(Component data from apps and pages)
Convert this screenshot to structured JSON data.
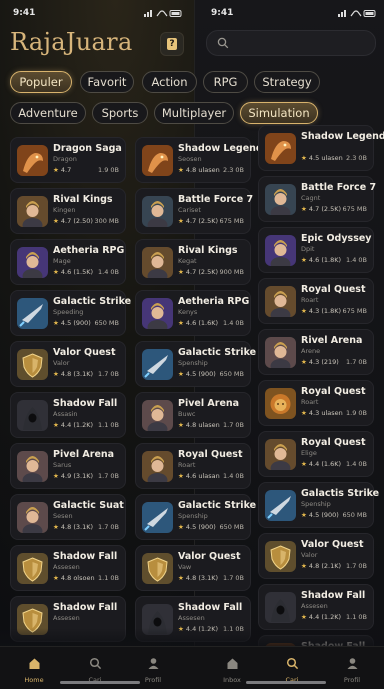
{
  "status": {
    "time_left": "9:41",
    "time_right": "9:41"
  },
  "app": {
    "title": "RajaJuara"
  },
  "search": {
    "placeholder": ""
  },
  "filters": {
    "row1": [
      "Populer",
      "Favorit",
      "Action",
      "RPG",
      "Strategy"
    ],
    "row2": [
      "Adventure",
      "Sports",
      "Multiplayer",
      "Simulation"
    ]
  },
  "columns": [
    [
      {
        "title": "Dragon Saga",
        "sub": "Dragon",
        "rating": "4.7",
        "count": "",
        "size": "1.9 0B",
        "icon": "dragon-icon"
      },
      {
        "title": "Rival Kings",
        "sub": "Kingen",
        "rating": "4.7",
        "count": "(2.50)",
        "size": "300 MB",
        "icon": "king-icon"
      },
      {
        "title": "Aetheria RPG",
        "sub": "Mage",
        "rating": "4.6",
        "count": "(1.5K)",
        "size": "1.4 0B",
        "icon": "mage-icon"
      },
      {
        "title": "Galactic Strike",
        "sub": "Speeding",
        "rating": "4.5",
        "count": "(900)",
        "size": "650 MB",
        "icon": "spaceship-icon"
      },
      {
        "title": "Valor Quest",
        "sub": "Valor",
        "rating": "4.8",
        "count": "(3.1K)",
        "size": "1.7 0B",
        "icon": "shield-icon"
      },
      {
        "title": "Shadow Fall",
        "sub": "Assasin",
        "rating": "4.4",
        "count": "(1.2K)",
        "size": "1.1 0B",
        "icon": "assassin-icon"
      },
      {
        "title": "Pivel Arena",
        "sub": "Sarus",
        "rating": "4.9",
        "count": "(3.1K)",
        "size": "1.7 0B",
        "icon": "warrior-icon"
      },
      {
        "title": "Galactic Suat",
        "sub": "Sesen",
        "rating": "4.8",
        "count": "(3.1K)",
        "size": "1.7 0B",
        "icon": "warrior-icon"
      },
      {
        "title": "Shadow Fall",
        "sub": "Assesen",
        "rating": "4.8",
        "count": "olsoen",
        "size": "1.1 0B",
        "icon": "shield-icon"
      },
      {
        "title": "Shadow Fall",
        "sub": "Assesen",
        "rating": "",
        "count": "",
        "size": "",
        "icon": "shield-icon"
      }
    ],
    [
      {
        "title": "Shadow Legends",
        "sub": "Seosen",
        "rating": "4.8",
        "count": "ulasen",
        "size": "2.3 0B",
        "icon": "dragon-icon"
      },
      {
        "title": "Battle Force 7",
        "sub": "Cariset",
        "rating": "4.7",
        "count": "(2.5K)",
        "size": "675 MB",
        "icon": "soldier-icon"
      },
      {
        "title": "Rival Kings",
        "sub": "Kegat",
        "rating": "4.7",
        "count": "(2.5K)",
        "size": "900 MB",
        "icon": "king-icon"
      },
      {
        "title": "Aetheria RPG",
        "sub": "Kenys",
        "rating": "4.6",
        "count": "(1.6K)",
        "size": "1.4 0B",
        "icon": "mage-icon"
      },
      {
        "title": "Galactic Strike",
        "sub": "Spenship",
        "rating": "4.5",
        "count": "(900)",
        "size": "650 MB",
        "icon": "spaceship-icon"
      },
      {
        "title": "Pivel Arena",
        "sub": "Buwc",
        "rating": "4.8",
        "count": "ulasen",
        "size": "1.7 0B",
        "icon": "warrior-icon"
      },
      {
        "title": "Royal Quest",
        "sub": "Roart",
        "rating": "4.6",
        "count": "ulasan",
        "size": "1.4 0B",
        "icon": "king-icon"
      },
      {
        "title": "Galactic Strike",
        "sub": "Spenship",
        "rating": "4.5",
        "count": "(900)",
        "size": "650 MB",
        "icon": "spaceship-icon"
      },
      {
        "title": "Valor Quest",
        "sub": "Vaw",
        "rating": "4.8",
        "count": "(3.1K)",
        "size": "1.7 0B",
        "icon": "shield-icon"
      },
      {
        "title": "Shadow Fall",
        "sub": "Assesen",
        "rating": "4.4",
        "count": "(1.2K)",
        "size": "1.1 0B",
        "icon": "assassin-icon"
      },
      {
        "title": "Shadow Fall",
        "sub": "",
        "rating": "",
        "count": "",
        "size": "",
        "icon": "dragon-icon"
      }
    ],
    [
      {
        "title": "Shadow Legends",
        "sub": "",
        "rating": "4.5",
        "count": "ulasen",
        "size": "2.3 0B",
        "icon": "dragon-icon"
      },
      {
        "title": "Battle Force 7",
        "sub": "Cagnt",
        "rating": "4.7",
        "count": "(2.5K)",
        "size": "675 MB",
        "icon": "soldier-icon"
      },
      {
        "title": "Epic Odyssey",
        "sub": "Dpit",
        "rating": "4.6",
        "count": "(1.8K)",
        "size": "1.4 0B",
        "icon": "mage-icon"
      },
      {
        "title": "Royal Quest",
        "sub": "Roart",
        "rating": "4.3",
        "count": "(1.8K)",
        "size": "675 MB",
        "icon": "king-icon"
      },
      {
        "title": "Rivel Arena",
        "sub": "Arene",
        "rating": "4.3",
        "count": "(219)",
        "size": "1.7 0B",
        "icon": "warrior-icon"
      },
      {
        "title": "Royal Quest",
        "sub": "Roart",
        "rating": "4.3",
        "count": "ulasen",
        "size": "1.9 0B",
        "icon": "lion-icon"
      },
      {
        "title": "Royal Quest",
        "sub": "Elige",
        "rating": "4.4",
        "count": "(1.6K)",
        "size": "1.4 0B",
        "icon": "king-icon"
      },
      {
        "title": "Galactis Strike",
        "sub": "Spenship",
        "rating": "4.5",
        "count": "(900)",
        "size": "650 MB",
        "icon": "spaceship-icon"
      },
      {
        "title": "Valor Quest",
        "sub": "Valor",
        "rating": "4.8",
        "count": "(2.1K)",
        "size": "1.7 0B",
        "icon": "shield-icon"
      },
      {
        "title": "Shadow Fall",
        "sub": "Assesen",
        "rating": "4.4",
        "count": "(1.2K)",
        "size": "1.1 0B",
        "icon": "assassin-icon"
      },
      {
        "title": "Shadow Fall",
        "sub": "",
        "rating": "",
        "count": "",
        "size": "",
        "icon": "dragon-icon"
      }
    ]
  ],
  "nav": [
    {
      "label": "Home",
      "icon": "home-icon",
      "active": true
    },
    {
      "label": "Cari",
      "icon": "search-icon",
      "active": false
    },
    {
      "label": "Profil",
      "icon": "profile-icon",
      "active": false
    },
    {
      "label": "Inbox",
      "icon": "home-icon",
      "active": false
    },
    {
      "label": "Cari",
      "icon": "search-icon",
      "active": true
    },
    {
      "label": "Profil",
      "icon": "profile-icon",
      "active": false
    }
  ],
  "colors": {
    "accent": "#d8b36d",
    "background": "#0f1014",
    "card": "#1b1b1f"
  }
}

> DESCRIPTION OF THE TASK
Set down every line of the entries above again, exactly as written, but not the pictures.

> RESPONSE AREA
Convert this screenshot to structured JSON data.
{
  "status": {
    "time_left": "9:41",
    "time_right": "9:41"
  },
  "app": {
    "title": "RajaJuara"
  },
  "search": {
    "placeholder": ""
  },
  "filters": {
    "row1": [
      "Populer",
      "Favorit",
      "Action",
      "RPG",
      "Strategy"
    ],
    "row2": [
      "Adventure",
      "Sports",
      "Multiplayer",
      "Simulation"
    ]
  },
  "columns": [
    [
      {
        "title": "Dragon Saga",
        "sub": "Dragon",
        "rating": "4.7",
        "count": "",
        "size": "1.9 0B",
        "icon": "dragon-icon"
      },
      {
        "title": "Rival Kings",
        "sub": "Kingen",
        "rating": "4.7",
        "count": "(2.50)",
        "size": "300 MB",
        "icon": "king-icon"
      },
      {
        "title": "Aetheria RPG",
        "sub": "Mage",
        "rating": "4.6",
        "count": "(1.5K)",
        "size": "1.4 0B",
        "icon": "mage-icon"
      },
      {
        "title": "Galactic Strike",
        "sub": "Speeding",
        "rating": "4.5",
        "count": "(900)",
        "size": "650 MB",
        "icon": "spaceship-icon"
      },
      {
        "title": "Valor Quest",
        "sub": "Valor",
        "rating": "4.8",
        "count": "(3.1K)",
        "size": "1.7 0B",
        "icon": "shield-icon"
      },
      {
        "title": "Shadow Fall",
        "sub": "Assasin",
        "rating": "4.4",
        "count": "(1.2K)",
        "size": "1.1 0B",
        "icon": "assassin-icon"
      },
      {
        "title": "Pivel Arena",
        "sub": "Sarus",
        "rating": "4.9",
        "count": "(3.1K)",
        "size": "1.7 0B",
        "icon": "warrior-icon"
      },
      {
        "title": "Galactic Suat",
        "sub": "Sesen",
        "rating": "4.8",
        "count": "(3.1K)",
        "size": "1.7 0B",
        "icon": "warrior-icon"
      },
      {
        "title": "Shadow Fall",
        "sub": "Assesen",
        "rating": "4.8",
        "count": "olsoen",
        "size": "1.1 0B",
        "icon": "shield-icon"
      },
      {
        "title": "Shadow Fall",
        "sub": "Assesen",
        "rating": "",
        "count": "",
        "size": "",
        "icon": "shield-icon"
      }
    ],
    [
      {
        "title": "Shadow Legends",
        "sub": "Seosen",
        "rating": "4.8",
        "count": "ulasen",
        "size": "2.3 0B",
        "icon": "dragon-icon"
      },
      {
        "title": "Battle Force 7",
        "sub": "Cariset",
        "rating": "4.7",
        "count": "(2.5K)",
        "size": "675 MB",
        "icon": "soldier-icon"
      },
      {
        "title": "Rival Kings",
        "sub": "Kegat",
        "rating": "4.7",
        "count": "(2.5K)",
        "size": "900 MB",
        "icon": "king-icon"
      },
      {
        "title": "Aetheria RPG",
        "sub": "Kenys",
        "rating": "4.6",
        "count": "(1.6K)",
        "size": "1.4 0B",
        "icon": "mage-icon"
      },
      {
        "title": "Galactic Strike",
        "sub": "Spenship",
        "rating": "4.5",
        "count": "(900)",
        "size": "650 MB",
        "icon": "spaceship-icon"
      },
      {
        "title": "Pivel Arena",
        "sub": "Buwc",
        "rating": "4.8",
        "count": "ulasen",
        "size": "1.7 0B",
        "icon": "warrior-icon"
      },
      {
        "title": "Royal Quest",
        "sub": "Roart",
        "rating": "4.6",
        "count": "ulasan",
        "size": "1.4 0B",
        "icon": "king-icon"
      },
      {
        "title": "Galactic Strike",
        "sub": "Spenship",
        "rating": "4.5",
        "count": "(900)",
        "size": "650 MB",
        "icon": "spaceship-icon"
      },
      {
        "title": "Valor Quest",
        "sub": "Vaw",
        "rating": "4.8",
        "count": "(3.1K)",
        "size": "1.7 0B",
        "icon": "shield-icon"
      },
      {
        "title": "Shadow Fall",
        "sub": "Assesen",
        "rating": "4.4",
        "count": "(1.2K)",
        "size": "1.1 0B",
        "icon": "assassin-icon"
      },
      {
        "title": "Shadow Fall",
        "sub": "",
        "rating": "",
        "count": "",
        "size": "",
        "icon": "dragon-icon"
      }
    ],
    [
      {
        "title": "Shadow Legends",
        "sub": "",
        "rating": "4.5",
        "count": "ulasen",
        "size": "2.3 0B",
        "icon": "dragon-icon"
      },
      {
        "title": "Battle Force 7",
        "sub": "Cagnt",
        "rating": "4.7",
        "count": "(2.5K)",
        "size": "675 MB",
        "icon": "soldier-icon"
      },
      {
        "title": "Epic Odyssey",
        "sub": "Dpit",
        "rating": "4.6",
        "count": "(1.8K)",
        "size": "1.4 0B",
        "icon": "mage-icon"
      },
      {
        "title": "Royal Quest",
        "sub": "Roart",
        "rating": "4.3",
        "count": "(1.8K)",
        "size": "675 MB",
        "icon": "king-icon"
      },
      {
        "title": "Rivel Arena",
        "sub": "Arene",
        "rating": "4.3",
        "count": "(219)",
        "size": "1.7 0B",
        "icon": "warrior-icon"
      },
      {
        "title": "Royal Quest",
        "sub": "Roart",
        "rating": "4.3",
        "count": "ulasen",
        "size": "1.9 0B",
        "icon": "lion-icon"
      },
      {
        "title": "Royal Quest",
        "sub": "Elige",
        "rating": "4.4",
        "count": "(1.6K)",
        "size": "1.4 0B",
        "icon": "king-icon"
      },
      {
        "title": "Galactis Strike",
        "sub": "Spenship",
        "rating": "4.5",
        "count": "(900)",
        "size": "650 MB",
        "icon": "spaceship-icon"
      },
      {
        "title": "Valor Quest",
        "sub": "Valor",
        "rating": "4.8",
        "count": "(2.1K)",
        "size": "1.7 0B",
        "icon": "shield-icon"
      },
      {
        "title": "Shadow Fall",
        "sub": "Assesen",
        "rating": "4.4",
        "count": "(1.2K)",
        "size": "1.1 0B",
        "icon": "assassin-icon"
      },
      {
        "title": "Shadow Fall",
        "sub": "",
        "rating": "",
        "count": "",
        "size": "",
        "icon": "dragon-icon"
      }
    ]
  ],
  "nav": [
    {
      "label": "Home",
      "icon": "home-icon",
      "active": true
    },
    {
      "label": "Cari",
      "icon": "search-icon",
      "active": false
    },
    {
      "label": "Profil",
      "icon": "profile-icon",
      "active": false
    },
    {
      "label": "Inbox",
      "icon": "home-icon",
      "active": false
    },
    {
      "label": "Cari",
      "icon": "search-icon",
      "active": true
    },
    {
      "label": "Profil",
      "icon": "profile-icon",
      "active": false
    }
  ],
  "colors": {
    "accent": "#d8b36d",
    "background": "#0f1014",
    "card": "#1b1b1f"
  }
}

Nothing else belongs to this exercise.